What a sham! Poo on you!
You shall not still my tongue,
nor shall you have me.
Cash? Mere bribery.
You’ve noticed but my shapely form
and never asked my name.
My name is Ava. Tar it not.
You shall not name me a witch, sir.
I am a woman of substance.
And you sir, are but a juggernaut,
steamrolling your way
into petticoats of young girls.
Threatening them like Tituba,
dare they not succomb.
Poor Tituba, incarcerated,
questioned these many days.
I have talked with them all, sir.
No longer will they remain silent.
No longer are they your mollified band.
Ana and Sarah, Elizabeth,
Susannah, and Rebecca as well.
In church on the morrow, sir
they will bare their legs, thigh high.
Exhibit their bruises and mottled skin,
then point their fingers at you.
You are the witch sir.
May you burn in hell.
Written for Tuesday Poetics at dVerse, the virtual pub for poets around the globe.
Today, Punam is hosting from India, where she’s been celebrating Diwali. She introduces us to a number of words from Indian languages that have become a part of the English language. For example, bandana comes from ‘bandhana’ which means to tie as well as ‘bandhej’ which is the art of tie-dye technique used on fabrics in Rajasthan and Gujarat. Punam provides us with 15 such words and asks us to include 4 in our poem. I’ve used 5: shampoo, cashmere, avatar, juggernaut, and bandana. See if you can find them all!
The poem obviously refers to the Salem Witch Trials of 1692. Sarah Good, Elizabeth Howe, Susannah Martin, and Rebecca Nurse were all convicted and hung.
You’ll find the photo here in an article written about Salem’s history. It’s the home of Judge Jonathan Corwin (1640 – 1718) and is the only structure you can visit in Salem today with direct ties to the Witch Trials. By the way, Salem is literally overrun with tourists this time of year!
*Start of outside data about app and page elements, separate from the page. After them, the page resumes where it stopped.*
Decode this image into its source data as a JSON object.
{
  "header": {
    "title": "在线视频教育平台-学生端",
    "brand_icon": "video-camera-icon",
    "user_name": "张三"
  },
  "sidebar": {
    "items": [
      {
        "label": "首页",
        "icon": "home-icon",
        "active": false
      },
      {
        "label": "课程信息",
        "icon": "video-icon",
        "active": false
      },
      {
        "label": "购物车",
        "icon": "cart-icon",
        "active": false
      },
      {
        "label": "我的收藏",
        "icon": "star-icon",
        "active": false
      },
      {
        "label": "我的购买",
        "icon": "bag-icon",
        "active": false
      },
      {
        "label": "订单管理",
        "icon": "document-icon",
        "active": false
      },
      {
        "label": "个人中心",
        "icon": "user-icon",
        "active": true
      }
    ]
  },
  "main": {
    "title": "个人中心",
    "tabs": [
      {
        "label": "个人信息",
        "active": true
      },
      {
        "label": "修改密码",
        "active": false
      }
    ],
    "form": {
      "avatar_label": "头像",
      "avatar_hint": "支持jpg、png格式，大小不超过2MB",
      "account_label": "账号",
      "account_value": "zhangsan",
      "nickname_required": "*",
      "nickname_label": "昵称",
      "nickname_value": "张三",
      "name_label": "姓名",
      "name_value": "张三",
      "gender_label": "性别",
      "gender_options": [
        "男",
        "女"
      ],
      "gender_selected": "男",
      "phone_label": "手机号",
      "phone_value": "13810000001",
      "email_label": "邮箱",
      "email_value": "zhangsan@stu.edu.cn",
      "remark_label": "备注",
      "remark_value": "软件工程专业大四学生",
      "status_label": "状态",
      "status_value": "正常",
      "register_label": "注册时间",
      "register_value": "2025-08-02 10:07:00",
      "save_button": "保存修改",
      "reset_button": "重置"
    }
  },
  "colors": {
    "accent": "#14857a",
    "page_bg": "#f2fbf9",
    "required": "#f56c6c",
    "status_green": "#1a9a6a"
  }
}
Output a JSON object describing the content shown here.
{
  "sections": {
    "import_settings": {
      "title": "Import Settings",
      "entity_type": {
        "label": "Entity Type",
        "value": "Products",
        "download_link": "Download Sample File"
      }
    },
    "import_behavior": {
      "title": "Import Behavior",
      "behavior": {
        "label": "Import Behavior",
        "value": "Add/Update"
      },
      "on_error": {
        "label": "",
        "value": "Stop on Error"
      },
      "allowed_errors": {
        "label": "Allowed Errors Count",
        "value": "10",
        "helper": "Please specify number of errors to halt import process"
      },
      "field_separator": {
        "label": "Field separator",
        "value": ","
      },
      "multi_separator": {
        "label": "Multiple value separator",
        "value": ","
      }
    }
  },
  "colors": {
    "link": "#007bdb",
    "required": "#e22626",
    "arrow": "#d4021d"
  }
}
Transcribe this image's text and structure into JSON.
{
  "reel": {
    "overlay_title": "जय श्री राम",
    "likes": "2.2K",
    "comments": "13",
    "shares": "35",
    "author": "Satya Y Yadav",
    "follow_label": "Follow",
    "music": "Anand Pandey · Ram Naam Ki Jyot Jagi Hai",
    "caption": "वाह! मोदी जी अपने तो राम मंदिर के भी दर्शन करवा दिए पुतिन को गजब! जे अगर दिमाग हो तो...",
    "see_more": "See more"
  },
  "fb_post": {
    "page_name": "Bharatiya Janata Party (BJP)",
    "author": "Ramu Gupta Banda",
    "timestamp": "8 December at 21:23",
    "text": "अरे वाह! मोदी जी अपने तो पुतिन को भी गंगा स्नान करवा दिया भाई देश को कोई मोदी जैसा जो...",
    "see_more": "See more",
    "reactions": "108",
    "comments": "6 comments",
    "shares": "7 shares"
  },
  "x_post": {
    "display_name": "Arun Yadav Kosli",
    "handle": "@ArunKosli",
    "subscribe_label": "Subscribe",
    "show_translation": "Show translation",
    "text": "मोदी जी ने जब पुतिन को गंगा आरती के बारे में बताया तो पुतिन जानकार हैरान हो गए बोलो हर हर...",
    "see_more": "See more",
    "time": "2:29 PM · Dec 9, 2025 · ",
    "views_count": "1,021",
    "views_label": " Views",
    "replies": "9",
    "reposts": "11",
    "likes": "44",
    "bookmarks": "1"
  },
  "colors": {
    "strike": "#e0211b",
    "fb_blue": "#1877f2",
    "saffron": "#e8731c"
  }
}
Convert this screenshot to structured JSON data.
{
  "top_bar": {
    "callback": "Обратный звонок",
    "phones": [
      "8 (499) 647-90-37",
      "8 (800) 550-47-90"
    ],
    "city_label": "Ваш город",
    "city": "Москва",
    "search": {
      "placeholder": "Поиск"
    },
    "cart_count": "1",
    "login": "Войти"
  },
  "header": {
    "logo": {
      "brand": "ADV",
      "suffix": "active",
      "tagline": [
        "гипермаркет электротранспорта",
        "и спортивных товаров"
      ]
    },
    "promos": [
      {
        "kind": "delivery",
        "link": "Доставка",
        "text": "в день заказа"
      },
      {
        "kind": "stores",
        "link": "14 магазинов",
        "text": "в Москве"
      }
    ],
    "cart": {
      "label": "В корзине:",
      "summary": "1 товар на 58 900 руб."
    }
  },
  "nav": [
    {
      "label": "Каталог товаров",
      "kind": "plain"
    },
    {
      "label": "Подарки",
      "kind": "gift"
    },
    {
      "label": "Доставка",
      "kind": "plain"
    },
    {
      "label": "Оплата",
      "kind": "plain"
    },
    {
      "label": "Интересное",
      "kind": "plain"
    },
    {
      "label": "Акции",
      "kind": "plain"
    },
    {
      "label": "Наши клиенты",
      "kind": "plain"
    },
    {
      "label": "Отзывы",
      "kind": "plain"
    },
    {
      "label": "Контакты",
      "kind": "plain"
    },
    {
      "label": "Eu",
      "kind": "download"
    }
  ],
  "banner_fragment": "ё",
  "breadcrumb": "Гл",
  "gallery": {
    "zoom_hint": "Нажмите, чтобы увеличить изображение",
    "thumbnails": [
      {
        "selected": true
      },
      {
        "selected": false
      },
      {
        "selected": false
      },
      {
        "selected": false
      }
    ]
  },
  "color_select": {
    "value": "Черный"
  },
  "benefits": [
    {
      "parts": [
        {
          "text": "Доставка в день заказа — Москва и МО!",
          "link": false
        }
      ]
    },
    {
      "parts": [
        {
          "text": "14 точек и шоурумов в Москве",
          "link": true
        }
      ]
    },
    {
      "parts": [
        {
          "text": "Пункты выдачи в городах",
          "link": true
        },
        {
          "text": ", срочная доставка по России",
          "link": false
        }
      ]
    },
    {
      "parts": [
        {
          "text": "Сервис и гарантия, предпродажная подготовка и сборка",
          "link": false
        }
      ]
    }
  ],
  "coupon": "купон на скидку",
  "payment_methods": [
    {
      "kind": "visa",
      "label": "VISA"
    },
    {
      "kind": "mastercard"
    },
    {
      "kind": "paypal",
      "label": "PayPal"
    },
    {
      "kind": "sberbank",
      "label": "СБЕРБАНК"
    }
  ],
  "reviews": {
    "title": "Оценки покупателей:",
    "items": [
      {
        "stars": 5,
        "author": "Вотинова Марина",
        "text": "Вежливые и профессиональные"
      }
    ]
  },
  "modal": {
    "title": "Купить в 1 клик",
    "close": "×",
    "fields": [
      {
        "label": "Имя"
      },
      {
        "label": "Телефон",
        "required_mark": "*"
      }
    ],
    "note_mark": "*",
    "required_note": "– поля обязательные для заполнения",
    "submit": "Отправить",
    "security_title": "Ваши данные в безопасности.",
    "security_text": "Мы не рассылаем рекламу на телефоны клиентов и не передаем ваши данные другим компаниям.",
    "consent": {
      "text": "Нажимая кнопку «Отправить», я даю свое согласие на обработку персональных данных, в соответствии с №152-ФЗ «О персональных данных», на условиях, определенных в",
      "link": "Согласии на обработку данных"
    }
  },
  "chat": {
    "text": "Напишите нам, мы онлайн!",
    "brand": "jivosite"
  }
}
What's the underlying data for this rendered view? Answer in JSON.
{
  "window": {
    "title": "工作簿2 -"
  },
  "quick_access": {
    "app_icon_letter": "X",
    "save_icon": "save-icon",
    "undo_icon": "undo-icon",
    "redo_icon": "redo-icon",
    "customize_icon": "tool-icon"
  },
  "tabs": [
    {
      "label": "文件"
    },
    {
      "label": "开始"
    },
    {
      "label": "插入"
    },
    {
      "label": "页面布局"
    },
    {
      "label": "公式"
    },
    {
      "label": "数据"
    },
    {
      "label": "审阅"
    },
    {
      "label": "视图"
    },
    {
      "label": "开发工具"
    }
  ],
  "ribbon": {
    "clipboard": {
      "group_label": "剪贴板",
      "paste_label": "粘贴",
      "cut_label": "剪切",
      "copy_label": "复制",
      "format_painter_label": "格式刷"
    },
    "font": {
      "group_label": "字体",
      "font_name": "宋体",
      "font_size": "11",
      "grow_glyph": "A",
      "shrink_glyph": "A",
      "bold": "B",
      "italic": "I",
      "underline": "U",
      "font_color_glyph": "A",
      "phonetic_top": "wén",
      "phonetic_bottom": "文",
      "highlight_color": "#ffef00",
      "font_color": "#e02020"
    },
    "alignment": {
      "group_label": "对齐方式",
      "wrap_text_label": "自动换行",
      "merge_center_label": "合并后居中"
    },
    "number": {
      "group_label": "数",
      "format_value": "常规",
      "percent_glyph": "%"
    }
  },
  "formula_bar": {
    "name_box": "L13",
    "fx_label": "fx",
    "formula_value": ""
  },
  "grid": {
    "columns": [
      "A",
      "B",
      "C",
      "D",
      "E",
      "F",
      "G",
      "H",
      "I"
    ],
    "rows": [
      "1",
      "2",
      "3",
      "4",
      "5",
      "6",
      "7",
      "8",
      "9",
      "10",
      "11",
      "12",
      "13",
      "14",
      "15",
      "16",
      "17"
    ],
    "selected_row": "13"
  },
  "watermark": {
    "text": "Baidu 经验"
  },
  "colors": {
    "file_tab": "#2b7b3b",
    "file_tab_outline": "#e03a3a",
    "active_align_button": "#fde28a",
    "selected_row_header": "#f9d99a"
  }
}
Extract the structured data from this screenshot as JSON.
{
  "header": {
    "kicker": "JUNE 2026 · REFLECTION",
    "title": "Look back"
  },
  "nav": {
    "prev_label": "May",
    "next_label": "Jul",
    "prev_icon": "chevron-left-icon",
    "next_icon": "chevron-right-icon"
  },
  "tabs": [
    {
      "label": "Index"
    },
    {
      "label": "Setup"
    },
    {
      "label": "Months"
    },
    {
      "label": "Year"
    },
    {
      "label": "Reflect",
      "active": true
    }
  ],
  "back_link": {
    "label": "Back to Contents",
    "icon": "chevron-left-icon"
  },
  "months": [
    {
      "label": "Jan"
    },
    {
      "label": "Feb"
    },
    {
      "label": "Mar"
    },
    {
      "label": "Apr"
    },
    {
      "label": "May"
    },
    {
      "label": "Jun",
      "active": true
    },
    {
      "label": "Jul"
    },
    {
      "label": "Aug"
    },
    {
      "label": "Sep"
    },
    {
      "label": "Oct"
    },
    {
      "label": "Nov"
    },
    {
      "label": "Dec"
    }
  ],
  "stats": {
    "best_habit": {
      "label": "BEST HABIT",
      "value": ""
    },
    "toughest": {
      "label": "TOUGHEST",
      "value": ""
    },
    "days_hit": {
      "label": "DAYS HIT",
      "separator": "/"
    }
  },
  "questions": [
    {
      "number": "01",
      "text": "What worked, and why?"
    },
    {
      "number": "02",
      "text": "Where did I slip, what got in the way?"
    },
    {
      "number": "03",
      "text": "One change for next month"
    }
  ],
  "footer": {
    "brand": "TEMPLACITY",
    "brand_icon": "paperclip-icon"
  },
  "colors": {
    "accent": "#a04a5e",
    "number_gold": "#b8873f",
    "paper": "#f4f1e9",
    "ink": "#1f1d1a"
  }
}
Living in Boston, we are but a 30 minute commuter rail trip away. We visit Salem in the summer for fun….don’t go near it in October!